We begin our reflection on Chapters in the Franciscan Tradition with a small clarification of the word that Francis of Assisi used: “What does capitulum mean?”
Since the 8th century monks, after Prime, gathered to listen to the reading of a “chapter” (capitulum) of the Rule of St. Benedict. Bit by bit, the meeting itself came to be called “the chapter,” and the room where it was held, “the chapter room.” In monasteries there were “chapters” of two types:
1) The first was for Consultation: the abbot asked the advice of the community on some issue;
2) The second was for Formation: the abbot commented on the reading from the Rule.
The “General Chapter” was established by the Cistercians in 1195. All the abbots met each year at Cîteaux (France).
In November 1215, the Fourth Lateran Council, that Francis attended, decided that religious orders must celebrate chapters periodically, as a means for reform of religious life, following the example of the Cistercians:

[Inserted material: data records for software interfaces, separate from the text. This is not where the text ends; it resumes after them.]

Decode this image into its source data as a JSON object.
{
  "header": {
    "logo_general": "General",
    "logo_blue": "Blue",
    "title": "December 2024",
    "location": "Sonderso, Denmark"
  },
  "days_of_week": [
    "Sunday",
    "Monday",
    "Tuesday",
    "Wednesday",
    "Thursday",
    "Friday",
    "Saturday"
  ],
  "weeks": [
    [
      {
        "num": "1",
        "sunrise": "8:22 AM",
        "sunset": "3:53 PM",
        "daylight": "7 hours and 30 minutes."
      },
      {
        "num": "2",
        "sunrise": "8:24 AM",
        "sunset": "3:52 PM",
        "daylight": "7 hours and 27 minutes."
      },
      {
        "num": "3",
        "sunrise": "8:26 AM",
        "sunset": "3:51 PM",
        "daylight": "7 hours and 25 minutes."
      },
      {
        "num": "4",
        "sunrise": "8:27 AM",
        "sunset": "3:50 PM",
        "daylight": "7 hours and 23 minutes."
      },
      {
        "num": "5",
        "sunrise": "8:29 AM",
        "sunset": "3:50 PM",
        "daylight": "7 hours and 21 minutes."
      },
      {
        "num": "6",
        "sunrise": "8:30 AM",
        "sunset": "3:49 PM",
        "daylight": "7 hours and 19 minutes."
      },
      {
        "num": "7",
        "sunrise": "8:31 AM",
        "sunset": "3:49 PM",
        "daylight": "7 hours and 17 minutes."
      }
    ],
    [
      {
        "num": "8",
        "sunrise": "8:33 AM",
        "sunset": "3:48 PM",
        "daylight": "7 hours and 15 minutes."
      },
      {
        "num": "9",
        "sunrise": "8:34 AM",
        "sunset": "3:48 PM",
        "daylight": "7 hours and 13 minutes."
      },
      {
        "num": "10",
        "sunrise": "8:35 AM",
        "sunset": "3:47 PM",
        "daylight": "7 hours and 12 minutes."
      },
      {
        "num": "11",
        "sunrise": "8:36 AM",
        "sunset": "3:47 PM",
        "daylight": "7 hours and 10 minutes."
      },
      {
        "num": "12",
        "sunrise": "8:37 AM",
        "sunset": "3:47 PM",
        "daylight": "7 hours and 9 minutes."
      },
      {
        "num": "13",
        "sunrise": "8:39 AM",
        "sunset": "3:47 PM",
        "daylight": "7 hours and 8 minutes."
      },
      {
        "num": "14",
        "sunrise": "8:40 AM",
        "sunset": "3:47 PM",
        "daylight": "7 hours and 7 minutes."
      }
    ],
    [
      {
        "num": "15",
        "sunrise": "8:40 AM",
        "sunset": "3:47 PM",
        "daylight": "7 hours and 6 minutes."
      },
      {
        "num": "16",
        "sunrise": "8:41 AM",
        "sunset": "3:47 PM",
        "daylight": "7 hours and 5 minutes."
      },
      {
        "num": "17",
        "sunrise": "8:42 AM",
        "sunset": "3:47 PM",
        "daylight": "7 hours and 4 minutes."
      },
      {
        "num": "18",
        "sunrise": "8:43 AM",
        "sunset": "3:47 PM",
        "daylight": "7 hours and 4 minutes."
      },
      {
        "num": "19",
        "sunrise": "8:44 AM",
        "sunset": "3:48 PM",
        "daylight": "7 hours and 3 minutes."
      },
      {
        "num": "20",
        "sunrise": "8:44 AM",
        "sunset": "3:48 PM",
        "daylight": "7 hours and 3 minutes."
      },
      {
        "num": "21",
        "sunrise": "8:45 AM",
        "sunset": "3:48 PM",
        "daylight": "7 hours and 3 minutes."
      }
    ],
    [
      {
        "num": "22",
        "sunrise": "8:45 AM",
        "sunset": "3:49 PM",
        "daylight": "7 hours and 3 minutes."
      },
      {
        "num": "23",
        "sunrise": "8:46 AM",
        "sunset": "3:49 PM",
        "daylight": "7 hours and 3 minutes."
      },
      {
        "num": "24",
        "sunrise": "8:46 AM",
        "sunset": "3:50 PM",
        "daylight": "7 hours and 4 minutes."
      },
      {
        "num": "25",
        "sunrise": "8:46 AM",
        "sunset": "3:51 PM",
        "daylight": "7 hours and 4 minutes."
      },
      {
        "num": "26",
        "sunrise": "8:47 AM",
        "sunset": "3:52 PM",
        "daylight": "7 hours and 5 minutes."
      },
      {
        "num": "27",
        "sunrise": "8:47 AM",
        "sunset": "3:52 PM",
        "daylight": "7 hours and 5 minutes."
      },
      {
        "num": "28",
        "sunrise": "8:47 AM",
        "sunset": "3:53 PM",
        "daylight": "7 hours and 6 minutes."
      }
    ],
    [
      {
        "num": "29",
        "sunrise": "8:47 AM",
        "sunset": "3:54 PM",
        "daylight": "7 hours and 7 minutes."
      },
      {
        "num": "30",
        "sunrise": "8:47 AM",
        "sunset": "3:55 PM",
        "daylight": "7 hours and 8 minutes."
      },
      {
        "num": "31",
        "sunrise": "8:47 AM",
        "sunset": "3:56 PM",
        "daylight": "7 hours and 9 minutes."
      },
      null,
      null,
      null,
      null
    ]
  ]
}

In every ecclesiastical province there shall be held every three years, saving the right of the diocesan ordinaries, a general chapter of abbots and of priors having no abbots, who have not been accustomed to celebrate such chapters. This shall be held in a monastery best adapted to this purpose and shall be attended by all who are not canonically impeded, with this restriction, however, that no one bring with him more than six horses and eight persons. In inaugurating this new arrangement, let two neighboring abbots of the Cistercian order be invited to give them counsel and opportune assistance, since among them the celebration of such chapters is of long standing. These two Cistercians shall without hindrance choose from those present two whom they consider the most competent, and these four shall preside over the entire chapter, so that no one of these four may assume the authority of leadership; should it become expedient, they may be changed by prudent deliberation. Such a chapter shall be celebrated for several consecutive days according the custom of the Cistercian order. During its deliberations careful attention is to be given to the reform of the order and to regular observance, and what has been enacted with the approval of the four shall be observed inviolably by all, excuses, contradictions, and appeals to the contrary notwithstanding. In each of these chapters the place for the holding of the following one is to be determined. All those in attendance, even if for want of room many must occupy other houses, must live the vita communis and bear proportionately all common expenses. In the same chapter religious and prudent persons should be appointed who, in our name, shall visit every abbey in the province, not only of monks but also of nuns, according to a form prescribed for them, correcting and reforming those things that need correction and reform….
(Lateran Council IV, canon 12)
Francis and his early companions began regular meetings for mutual encouragement and support, admonition and correction early in their life together. Each of these would later be called capitulum (“chapter”) after the example of the Cistercians.